From "Backwardness" to "At-Risk": Childhood Learning Difficulties and the Contradictions of School Reform

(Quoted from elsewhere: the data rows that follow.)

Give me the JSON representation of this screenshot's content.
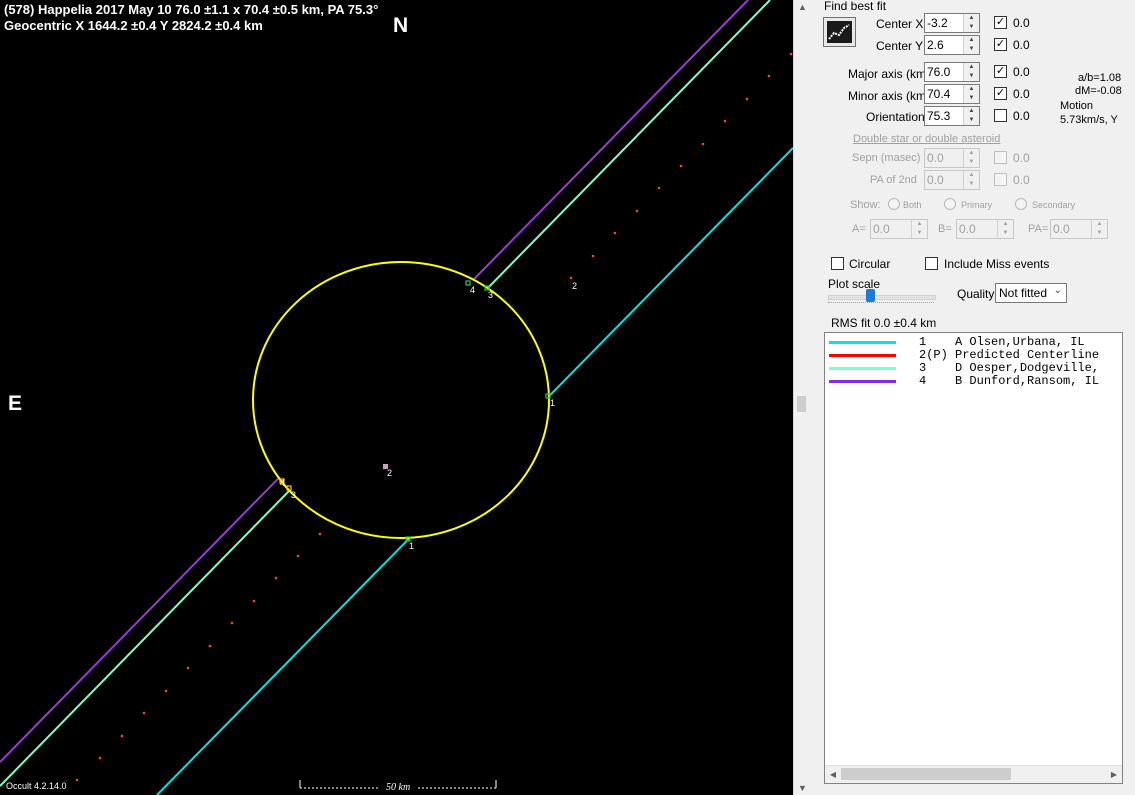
{
  "plot": {
    "title_line1": "(578) Happelia  2017 May 10   76.0 ±1.1 x 70.4 ±0.5 km,  PA 75.3°",
    "title_line2": "Geocentric  X  1644.2 ±0.4  Y 2824.2 ±0.4 km",
    "north_label": "N",
    "east_label": "E",
    "version": "Occult 4.2.14.0",
    "scale_label": "50 km",
    "chord_labels": [
      "1",
      "2",
      "3",
      "4"
    ],
    "colors": {
      "ellipse": "#ffff00",
      "chord1": "#00e5e5",
      "chord3": "#7fffc8",
      "chord4": "#9a3bd8",
      "predicted": "#ff3b3b"
    }
  },
  "panel": {
    "find_best_fit": "Find best fit",
    "fit_icon": "chart-fit-icon",
    "center_x": {
      "label": "Center X",
      "value": "-3.2",
      "checked": true,
      "uncertainty": "0.0"
    },
    "center_y": {
      "label": "Center Y",
      "value": "2.6",
      "checked": true,
      "uncertainty": "0.0"
    },
    "major_axis": {
      "label": "Major axis (km)",
      "value": "76.0",
      "checked": true,
      "uncertainty": "0.0"
    },
    "minor_axis": {
      "label": "Minor axis (km)",
      "value": "70.4",
      "checked": true,
      "uncertainty": "0.0"
    },
    "orientation": {
      "label": "Orientation",
      "value": "75.3",
      "checked": false,
      "uncertainty": "0.0"
    },
    "ab_ratio": "a/b=1.08",
    "dm": "dM=-0.08",
    "motion_label": "Motion",
    "motion_value": "5.73km/s, Y",
    "double_star_link": "Double star  or  double asteroid",
    "sepn": {
      "label": "Sepn (masec)",
      "value": "0.0",
      "uncertainty": "0.0"
    },
    "pa2nd": {
      "label": "PA of 2nd",
      "value": "0.0",
      "uncertainty": "0.0"
    },
    "show_label": "Show:",
    "show_options": [
      "Both",
      "Primary",
      "Secondary"
    ],
    "a_label": "A=",
    "a_value": "0.0",
    "b_label": "B=",
    "b_value": "0.0",
    "pa_label": "PA=",
    "pa_value": "0.0",
    "circular_label": "Circular",
    "include_miss_label": "Include Miss events",
    "plot_scale_label": "Plot scale",
    "quality_label": "Quality",
    "quality_value": "Not fitted",
    "rms_fit": "RMS fit 0.0 ±0.4 km"
  },
  "legend": [
    {
      "num": "1",
      "text": "A Olsen,Urbana, IL",
      "color": "#00e5e5"
    },
    {
      "num": "2(P)",
      "text": "Predicted Centerline",
      "color": "#ff0000"
    },
    {
      "num": "3",
      "text": "D Oesper,Dodgeville,",
      "color": "#7fffc8"
    },
    {
      "num": "4",
      "text": "B Dunford,Ransom, IL",
      "color": "#8a2be2"
    }
  ]
}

This book examines the joint effort of twentieth-century public schoool administrators and private philanthropy to initiate reforms to provide for children with learning difficulties. The author explores the development of these reforms from the establishment of special classes for backward children at the beginning of the century to the creation of programs for learning disabled children. He considers what this history tells us about current efforts to provide for at-risk students. He looks at both the way school administrators conceptualized childhood learning difficulties and the institutional arrangements which they introduced to accommodate these students, and pays particular attention to the preference of school administrators throughout this century for accommodating low achieving children in segregated classes and programs.